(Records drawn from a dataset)
□ □ □ □ □ □ □

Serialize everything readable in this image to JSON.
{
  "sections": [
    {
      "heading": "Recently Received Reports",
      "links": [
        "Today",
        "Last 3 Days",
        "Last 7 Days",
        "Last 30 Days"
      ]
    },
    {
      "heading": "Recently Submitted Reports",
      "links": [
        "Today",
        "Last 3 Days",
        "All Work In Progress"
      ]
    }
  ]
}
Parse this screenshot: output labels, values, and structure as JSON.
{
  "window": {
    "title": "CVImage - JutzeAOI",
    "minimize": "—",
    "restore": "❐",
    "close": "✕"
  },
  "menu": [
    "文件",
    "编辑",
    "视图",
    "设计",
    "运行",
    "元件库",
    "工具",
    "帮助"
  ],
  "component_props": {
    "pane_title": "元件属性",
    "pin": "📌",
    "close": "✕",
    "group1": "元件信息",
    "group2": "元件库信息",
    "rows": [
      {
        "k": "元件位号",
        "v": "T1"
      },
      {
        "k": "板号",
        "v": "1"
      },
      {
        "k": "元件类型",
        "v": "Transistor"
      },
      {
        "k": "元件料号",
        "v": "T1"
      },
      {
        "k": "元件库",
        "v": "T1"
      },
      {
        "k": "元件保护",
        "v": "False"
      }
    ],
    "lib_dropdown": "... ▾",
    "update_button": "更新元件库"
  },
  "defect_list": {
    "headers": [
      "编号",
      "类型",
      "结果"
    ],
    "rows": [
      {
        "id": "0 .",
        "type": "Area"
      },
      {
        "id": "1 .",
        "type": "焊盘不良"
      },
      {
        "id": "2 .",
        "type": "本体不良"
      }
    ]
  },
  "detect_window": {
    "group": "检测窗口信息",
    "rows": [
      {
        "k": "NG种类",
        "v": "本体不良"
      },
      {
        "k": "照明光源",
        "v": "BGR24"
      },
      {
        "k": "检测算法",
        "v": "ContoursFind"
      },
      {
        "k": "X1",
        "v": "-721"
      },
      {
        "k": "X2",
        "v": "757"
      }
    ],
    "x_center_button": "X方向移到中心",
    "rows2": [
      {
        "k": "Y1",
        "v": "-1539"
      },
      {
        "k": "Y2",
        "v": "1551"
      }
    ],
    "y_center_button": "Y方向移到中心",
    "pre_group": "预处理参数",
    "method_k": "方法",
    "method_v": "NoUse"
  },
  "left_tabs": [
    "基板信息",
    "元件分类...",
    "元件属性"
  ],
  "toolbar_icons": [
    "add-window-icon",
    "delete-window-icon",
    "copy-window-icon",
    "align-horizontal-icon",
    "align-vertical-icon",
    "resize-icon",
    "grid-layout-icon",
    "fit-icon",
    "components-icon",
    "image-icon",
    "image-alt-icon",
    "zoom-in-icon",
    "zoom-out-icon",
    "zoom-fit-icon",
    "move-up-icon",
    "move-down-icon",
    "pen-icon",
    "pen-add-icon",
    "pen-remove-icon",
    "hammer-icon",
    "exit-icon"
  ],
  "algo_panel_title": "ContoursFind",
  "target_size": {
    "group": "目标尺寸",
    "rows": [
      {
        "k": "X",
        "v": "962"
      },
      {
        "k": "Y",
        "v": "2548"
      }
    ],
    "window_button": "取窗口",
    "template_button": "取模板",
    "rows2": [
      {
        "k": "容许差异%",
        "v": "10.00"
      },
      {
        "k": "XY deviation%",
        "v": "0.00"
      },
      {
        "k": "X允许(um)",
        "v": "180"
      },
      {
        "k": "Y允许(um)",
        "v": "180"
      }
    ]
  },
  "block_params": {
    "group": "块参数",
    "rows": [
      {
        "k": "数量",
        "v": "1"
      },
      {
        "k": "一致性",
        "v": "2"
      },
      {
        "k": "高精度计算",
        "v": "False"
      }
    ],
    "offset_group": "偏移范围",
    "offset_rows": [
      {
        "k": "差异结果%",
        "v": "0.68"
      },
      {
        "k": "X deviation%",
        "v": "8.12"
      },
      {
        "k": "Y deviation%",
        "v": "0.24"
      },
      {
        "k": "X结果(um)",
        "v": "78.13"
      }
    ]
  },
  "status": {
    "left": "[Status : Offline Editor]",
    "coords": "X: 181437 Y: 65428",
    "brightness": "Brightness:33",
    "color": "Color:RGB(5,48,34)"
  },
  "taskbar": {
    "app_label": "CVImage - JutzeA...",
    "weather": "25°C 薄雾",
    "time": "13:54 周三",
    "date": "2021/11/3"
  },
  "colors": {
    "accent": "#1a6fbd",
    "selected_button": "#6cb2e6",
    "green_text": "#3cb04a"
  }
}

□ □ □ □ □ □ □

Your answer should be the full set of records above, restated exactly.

Result of this exercise —
Serialize everything readable in this image to JSON.
{
  "sections": [
    {
      "heading": "Recently Received Reports",
      "links": [
        "Today",
        "Last 3 Days",
        "Last 7 Days",
        "Last 30 Days"
      ]
    },
    {
      "heading": "Recently Submitted Reports",
      "links": [
        "Today",
        "Last 3 Days",
        "All Work In Progress"
      ]
    }
  ]
}
Parse this screenshot: output labels, values, and structure as JSON.
{
  "window": {
    "title": "CVImage - JutzeAOI",
    "minimize": "—",
    "restore": "❐",
    "close": "✕"
  },
  "menu": [
    "文件",
    "编辑",
    "视图",
    "设计",
    "运行",
    "元件库",
    "工具",
    "帮助"
  ],
  "component_props": {
    "pane_title": "元件属性",
    "pin": "📌",
    "close": "✕",
    "group1": "元件信息",
    "group2": "元件库信息",
    "rows": [
      {
        "k": "元件位号",
        "v": "T1"
      },
      {
        "k": "板号",
        "v": "1"
      },
      {
        "k": "元件类型",
        "v": "Transistor"
      },
      {
        "k": "元件料号",
        "v": "T1"
      },
      {
        "k": "元件库",
        "v": "T1"
      },
      {
        "k": "元件保护",
        "v": "False"
      }
    ],
    "lib_dropdown": "... ▾",
    "update_button": "更新元件库"
  },
  "defect_list": {
    "headers": [
      "编号",
      "类型",
      "结果"
    ],
    "rows": [
      {
        "id": "0 .",
        "type": "Area"
      },
      {
        "id": "1 .",
        "type": "焊盘不良"
      },
      {
        "id": "2 .",
        "type": "本体不良"
      }
    ]
  },
  "detect_window": {
    "group": "检测窗口信息",
    "rows": [
      {
        "k": "NG种类",
        "v": "本体不良"
      },
      {
        "k": "照明光源",
        "v": "BGR24"
      },
      {
        "k": "检测算法",
        "v": "ContoursFind"
      },
      {
        "k": "X1",
        "v": "-721"
      },
      {
        "k": "X2",
        "v": "757"
      }
    ],
    "x_center_button": "X方向移到中心",
    "rows2": [
      {
        "k": "Y1",
        "v": "-1539"
      },
      {
        "k": "Y2",
        "v": "1551"
      }
    ],
    "y_center_button": "Y方向移到中心",
    "pre_group": "预处理参数",
    "method_k": "方法",
    "method_v": "NoUse"
  },
  "left_tabs": [
    "基板信息",
    "元件分类...",
    "元件属性"
  ],
  "toolbar_icons": [
    "add-window-icon",
    "delete-window-icon",
    "copy-window-icon",
    "align-horizontal-icon",
    "align-vertical-icon",
    "resize-icon",
    "grid-layout-icon",
    "fit-icon",
    "components-icon",
    "image-icon",
    "image-alt-icon",
    "zoom-in-icon",
    "zoom-out-icon",
    "zoom-fit-icon",
    "move-up-icon",
    "move-down-icon",
    "pen-icon",
    "pen-add-icon",
    "pen-remove-icon",
    "hammer-icon",
    "exit-icon"
  ],
  "algo_panel_title": "ContoursFind",
  "target_size": {
    "group": "目标尺寸",
    "rows": [
      {
        "k": "X",
        "v": "962"
      },
      {
        "k": "Y",
        "v": "2548"
      }
    ],
    "window_button": "取窗口",
    "template_button": "取模板",
    "rows2": [
      {
        "k": "容许差异%",
        "v": "10.00"
      },
      {
        "k": "XY deviation%",
        "v": "0.00"
      },
      {
        "k": "X允许(um)",
        "v": "180"
      },
      {
        "k": "Y允许(um)",
        "v": "180"
      }
    ]
  },
  "block_params": {
    "group": "块参数",
    "rows": [
      {
        "k": "数量",
        "v": "1"
      },
      {
        "k": "一致性",
        "v": "2"
      },
      {
        "k": "高精度计算",
        "v": "False"
      }
    ],
    "offset_group": "偏移范围",
    "offset_rows": [
      {
        "k": "差异结果%",
        "v": "0.68"
      },
      {
        "k": "X deviation%",
        "v": "8.12"
      },
      {
        "k": "Y deviation%",
        "v": "0.24"
      },
      {
        "k": "X结果(um)",
        "v": "78.13"
      }
    ]
  },
  "status": {
    "left": "[Status : Offline Editor]",
    "coords": "X: 181437 Y: 65428",
    "brightness": "Brightness:33",
    "color": "Color:RGB(5,48,34)"
  },
  "taskbar": {
    "app_label": "CVImage - JutzeA...",
    "weather": "25°C 薄雾",
    "time": "13:54 周三",
    "date": "2021/11/3"
  },
  "colors": {
    "accent": "#1a6fbd",
    "selected_button": "#6cb2e6",
    "green_text": "#3cb04a"
  }
}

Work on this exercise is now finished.